The UN High Commissioner for Human Rights Spokesperson, Rupert Colville, while condemning the killing of human rights lawyer Willie Kimani, his client Josephat Mwenda, and their taxi driver, Joseph Muiruri, last week, said cases of extrajudicial killings should not be treated casually. Lawyer Kimani and his client and their taxi driver disappeared after attending a court session at the Mavoko Law Courts in Machakos County. Kimani was representing Mwenda in a suit where Mwenda had sued an Administration Police officer for shooting him without any provocation in April 2015. Lawyer Kimani, was an employee of a Human Rights NGO, International Justice Mission.
Kenya’s Attorney General Githu Muigai has since said that such killings will be brought to an end soon.
On July 4, 2016 Kenyan lawyers and civil rights activists staged a nationwide protest after the murder of human rights lawyer Willie Kimani, his client and a taxi driver. The killings are among many unresolved murders in Kenya. In the capital Nairobi, protesters who had donned white t-shirts with red spots to symbolise bloodshed, gathered at Freedom Corner in Uhuru Park. They waved placards condemning extrajudicial killings and called for an end to police impunity.
The three police officers suspected in the killing of human rights lawyer are in custody for the next 14 days pending investigations. The case is set for hearing on July 18.
The slain bodies of Kimani and the two others were discovered on July 1, in a river in Machakos County, after he reportedly visited a police station in Machakos.
Kimani was an advocate at the High Court and a member of the Law Society of Kenya (LSK).

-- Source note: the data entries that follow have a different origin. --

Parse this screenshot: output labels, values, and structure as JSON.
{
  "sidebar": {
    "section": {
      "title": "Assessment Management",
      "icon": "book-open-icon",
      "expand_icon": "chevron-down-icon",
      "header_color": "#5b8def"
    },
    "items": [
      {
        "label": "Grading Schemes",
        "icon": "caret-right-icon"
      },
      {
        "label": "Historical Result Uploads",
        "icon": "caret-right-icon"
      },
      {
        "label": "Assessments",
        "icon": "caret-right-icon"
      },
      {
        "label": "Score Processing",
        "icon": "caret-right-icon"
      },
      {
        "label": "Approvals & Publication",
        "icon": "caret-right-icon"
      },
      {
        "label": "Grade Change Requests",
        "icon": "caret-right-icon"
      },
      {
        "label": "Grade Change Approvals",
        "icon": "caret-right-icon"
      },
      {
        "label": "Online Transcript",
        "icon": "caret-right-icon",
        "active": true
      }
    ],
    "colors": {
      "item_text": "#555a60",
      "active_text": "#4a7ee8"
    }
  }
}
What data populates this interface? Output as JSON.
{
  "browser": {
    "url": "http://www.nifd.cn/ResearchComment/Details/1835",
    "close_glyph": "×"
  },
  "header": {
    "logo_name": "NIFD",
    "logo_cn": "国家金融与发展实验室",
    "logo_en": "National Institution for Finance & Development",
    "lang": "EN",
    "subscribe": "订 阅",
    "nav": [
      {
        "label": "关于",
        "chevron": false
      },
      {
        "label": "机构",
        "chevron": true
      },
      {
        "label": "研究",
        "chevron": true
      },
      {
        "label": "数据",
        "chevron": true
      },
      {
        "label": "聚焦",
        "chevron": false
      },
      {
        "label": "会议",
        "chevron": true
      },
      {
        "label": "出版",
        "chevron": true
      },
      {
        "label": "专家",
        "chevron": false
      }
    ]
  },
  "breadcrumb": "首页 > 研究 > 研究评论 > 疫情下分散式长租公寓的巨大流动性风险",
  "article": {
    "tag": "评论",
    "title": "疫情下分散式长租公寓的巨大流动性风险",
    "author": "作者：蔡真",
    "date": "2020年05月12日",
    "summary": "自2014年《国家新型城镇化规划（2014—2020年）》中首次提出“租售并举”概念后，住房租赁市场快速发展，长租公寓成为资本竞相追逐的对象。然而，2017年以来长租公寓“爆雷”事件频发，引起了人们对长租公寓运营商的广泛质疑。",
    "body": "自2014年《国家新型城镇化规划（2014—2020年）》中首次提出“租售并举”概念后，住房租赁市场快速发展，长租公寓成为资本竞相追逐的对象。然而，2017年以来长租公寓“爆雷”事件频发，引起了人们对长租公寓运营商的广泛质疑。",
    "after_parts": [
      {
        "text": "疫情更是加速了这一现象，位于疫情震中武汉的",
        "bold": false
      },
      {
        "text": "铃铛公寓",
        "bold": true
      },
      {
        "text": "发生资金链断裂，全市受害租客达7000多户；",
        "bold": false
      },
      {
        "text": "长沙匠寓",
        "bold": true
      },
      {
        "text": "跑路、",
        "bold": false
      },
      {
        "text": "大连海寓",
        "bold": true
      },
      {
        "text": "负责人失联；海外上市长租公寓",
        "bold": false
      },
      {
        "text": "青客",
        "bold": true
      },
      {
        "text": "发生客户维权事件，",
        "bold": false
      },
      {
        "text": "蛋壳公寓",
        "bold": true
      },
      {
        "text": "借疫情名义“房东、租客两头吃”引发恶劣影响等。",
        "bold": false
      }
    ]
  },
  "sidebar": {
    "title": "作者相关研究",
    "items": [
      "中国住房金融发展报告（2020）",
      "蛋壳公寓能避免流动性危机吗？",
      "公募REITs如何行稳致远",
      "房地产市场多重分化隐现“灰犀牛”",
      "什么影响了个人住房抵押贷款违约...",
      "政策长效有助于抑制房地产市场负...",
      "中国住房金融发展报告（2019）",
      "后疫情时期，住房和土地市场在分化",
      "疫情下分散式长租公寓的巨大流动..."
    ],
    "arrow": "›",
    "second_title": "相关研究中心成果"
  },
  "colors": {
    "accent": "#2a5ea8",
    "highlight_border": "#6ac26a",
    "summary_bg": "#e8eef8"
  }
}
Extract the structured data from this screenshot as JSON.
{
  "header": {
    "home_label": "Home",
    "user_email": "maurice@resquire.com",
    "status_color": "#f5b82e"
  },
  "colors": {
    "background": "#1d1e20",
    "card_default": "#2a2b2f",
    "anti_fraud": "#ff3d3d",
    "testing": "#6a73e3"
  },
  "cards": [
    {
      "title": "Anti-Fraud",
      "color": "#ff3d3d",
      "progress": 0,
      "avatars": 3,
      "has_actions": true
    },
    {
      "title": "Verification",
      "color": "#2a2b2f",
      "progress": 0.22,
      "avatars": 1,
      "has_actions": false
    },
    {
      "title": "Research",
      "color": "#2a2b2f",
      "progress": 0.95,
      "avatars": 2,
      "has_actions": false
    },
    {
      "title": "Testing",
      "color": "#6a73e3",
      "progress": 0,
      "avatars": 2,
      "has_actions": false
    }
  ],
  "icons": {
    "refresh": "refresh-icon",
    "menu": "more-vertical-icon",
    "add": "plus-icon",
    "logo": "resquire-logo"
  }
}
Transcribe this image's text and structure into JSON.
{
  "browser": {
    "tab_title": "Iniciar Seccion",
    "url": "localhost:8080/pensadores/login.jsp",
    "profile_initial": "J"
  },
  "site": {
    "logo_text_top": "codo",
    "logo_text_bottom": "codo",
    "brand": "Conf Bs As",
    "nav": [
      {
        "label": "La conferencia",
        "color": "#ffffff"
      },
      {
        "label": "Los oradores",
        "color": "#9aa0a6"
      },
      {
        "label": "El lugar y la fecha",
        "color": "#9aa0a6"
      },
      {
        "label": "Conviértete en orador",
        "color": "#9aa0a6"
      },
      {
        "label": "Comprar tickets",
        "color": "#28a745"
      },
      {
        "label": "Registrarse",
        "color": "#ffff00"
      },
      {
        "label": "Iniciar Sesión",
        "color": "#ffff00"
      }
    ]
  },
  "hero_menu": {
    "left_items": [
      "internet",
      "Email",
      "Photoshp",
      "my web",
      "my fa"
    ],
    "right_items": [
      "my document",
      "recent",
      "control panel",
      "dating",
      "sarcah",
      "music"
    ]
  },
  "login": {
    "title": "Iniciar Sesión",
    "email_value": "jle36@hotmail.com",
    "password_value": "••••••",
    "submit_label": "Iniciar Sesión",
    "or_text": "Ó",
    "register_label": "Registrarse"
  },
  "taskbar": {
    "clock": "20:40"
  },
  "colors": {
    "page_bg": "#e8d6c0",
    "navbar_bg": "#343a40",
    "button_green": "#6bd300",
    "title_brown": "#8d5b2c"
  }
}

Kimani, Mwenda and Muiruri had attended a hearing of a case on June 23 when they went missing.
– Wamoyi, M. M., AfricanQuarters, Kenya